[Data extracted from a collection]

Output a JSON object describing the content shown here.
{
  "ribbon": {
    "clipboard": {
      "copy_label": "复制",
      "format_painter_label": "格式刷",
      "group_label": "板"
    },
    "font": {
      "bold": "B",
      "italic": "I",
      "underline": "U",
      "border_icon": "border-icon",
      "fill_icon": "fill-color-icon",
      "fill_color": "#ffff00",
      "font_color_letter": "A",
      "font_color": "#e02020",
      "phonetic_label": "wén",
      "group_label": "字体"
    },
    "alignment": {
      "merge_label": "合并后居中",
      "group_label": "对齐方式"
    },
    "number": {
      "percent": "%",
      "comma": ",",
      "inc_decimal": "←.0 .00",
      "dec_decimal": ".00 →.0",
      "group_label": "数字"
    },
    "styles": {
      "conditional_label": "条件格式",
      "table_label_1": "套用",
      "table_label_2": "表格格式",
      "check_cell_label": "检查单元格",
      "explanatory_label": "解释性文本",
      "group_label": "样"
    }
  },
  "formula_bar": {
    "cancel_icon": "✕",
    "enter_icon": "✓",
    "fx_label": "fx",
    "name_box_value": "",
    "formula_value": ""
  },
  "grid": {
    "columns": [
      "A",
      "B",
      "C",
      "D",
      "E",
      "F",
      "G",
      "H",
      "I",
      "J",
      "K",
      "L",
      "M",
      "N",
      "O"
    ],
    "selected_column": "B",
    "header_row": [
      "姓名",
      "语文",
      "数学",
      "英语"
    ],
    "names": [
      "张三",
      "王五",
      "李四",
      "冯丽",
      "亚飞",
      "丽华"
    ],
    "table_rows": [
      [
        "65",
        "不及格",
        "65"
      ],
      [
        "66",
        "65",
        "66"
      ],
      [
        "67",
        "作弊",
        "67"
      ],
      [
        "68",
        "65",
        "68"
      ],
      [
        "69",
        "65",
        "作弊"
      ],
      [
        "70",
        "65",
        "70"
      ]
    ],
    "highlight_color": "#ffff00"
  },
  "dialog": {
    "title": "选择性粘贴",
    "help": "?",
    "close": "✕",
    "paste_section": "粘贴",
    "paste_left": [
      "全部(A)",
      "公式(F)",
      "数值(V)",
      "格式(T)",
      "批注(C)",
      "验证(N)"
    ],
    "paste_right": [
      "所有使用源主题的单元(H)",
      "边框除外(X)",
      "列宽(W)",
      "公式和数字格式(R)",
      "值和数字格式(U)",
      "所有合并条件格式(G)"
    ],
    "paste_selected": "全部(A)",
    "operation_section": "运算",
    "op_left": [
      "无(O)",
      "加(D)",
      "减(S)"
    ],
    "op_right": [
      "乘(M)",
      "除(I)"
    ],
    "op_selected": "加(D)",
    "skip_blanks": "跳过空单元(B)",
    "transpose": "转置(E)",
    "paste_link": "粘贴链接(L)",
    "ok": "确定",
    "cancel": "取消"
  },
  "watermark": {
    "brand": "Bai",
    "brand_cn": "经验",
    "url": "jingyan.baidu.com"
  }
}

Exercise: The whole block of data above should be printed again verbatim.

Your response:
Output a JSON object describing the content shown here.
{
  "ribbon": {
    "clipboard": {
      "copy_label": "复制",
      "format_painter_label": "格式刷",
      "group_label": "板"
    },
    "font": {
      "bold": "B",
      "italic": "I",
      "underline": "U",
      "border_icon": "border-icon",
      "fill_icon": "fill-color-icon",
      "fill_color": "#ffff00",
      "font_color_letter": "A",
      "font_color": "#e02020",
      "phonetic_label": "wén",
      "group_label": "字体"
    },
    "alignment": {
      "merge_label": "合并后居中",
      "group_label": "对齐方式"
    },
    "number": {
      "percent": "%",
      "comma": ",",
      "inc_decimal": "←.0 .00",
      "dec_decimal": ".00 →.0",
      "group_label": "数字"
    },
    "styles": {
      "conditional_label": "条件格式",
      "table_label_1": "套用",
      "table_label_2": "表格格式",
      "check_cell_label": "检查单元格",
      "explanatory_label": "解释性文本",
      "group_label": "样"
    }
  },
  "formula_bar": {
    "cancel_icon": "✕",
    "enter_icon": "✓",
    "fx_label": "fx",
    "name_box_value": "",
    "formula_value": ""
  },
  "grid": {
    "columns": [
      "A",
      "B",
      "C",
      "D",
      "E",
      "F",
      "G",
      "H",
      "I",
      "J",
      "K",
      "L",
      "M",
      "N",
      "O"
    ],
    "selected_column": "B",
    "header_row": [
      "姓名",
      "语文",
      "数学",
      "英语"
    ],
    "names": [
      "张三",
      "王五",
      "李四",
      "冯丽",
      "亚飞",
      "丽华"
    ],
    "table_rows": [
      [
        "65",
        "不及格",
        "65"
      ],
      [
        "66",
        "65",
        "66"
      ],
      [
        "67",
        "作弊",
        "67"
      ],
      [
        "68",
        "65",
        "68"
      ],
      [
        "69",
        "65",
        "作弊"
      ],
      [
        "70",
        "65",
        "70"
      ]
    ],
    "highlight_color": "#ffff00"
  },
  "dialog": {
    "title": "选择性粘贴",
    "help": "?",
    "close": "✕",
    "paste_section": "粘贴",
    "paste_left": [
      "全部(A)",
      "公式(F)",
      "数值(V)",
      "格式(T)",
      "批注(C)",
      "验证(N)"
    ],
    "paste_right": [
      "所有使用源主题的单元(H)",
      "边框除外(X)",
      "列宽(W)",
      "公式和数字格式(R)",
      "值和数字格式(U)",
      "所有合并条件格式(G)"
    ],
    "paste_selected": "全部(A)",
    "operation_section": "运算",
    "op_left": [
      "无(O)",
      "加(D)",
      "减(S)"
    ],
    "op_right": [
      "乘(M)",
      "除(I)"
    ],
    "op_selected": "加(D)",
    "skip_blanks": "跳过空单元(B)",
    "transpose": "转置(E)",
    "paste_link": "粘贴链接(L)",
    "ok": "确定",
    "cancel": "取消"
  },
  "watermark": {
    "brand": "Bai",
    "brand_cn": "经验",
    "url": "jingyan.baidu.com"
  }
}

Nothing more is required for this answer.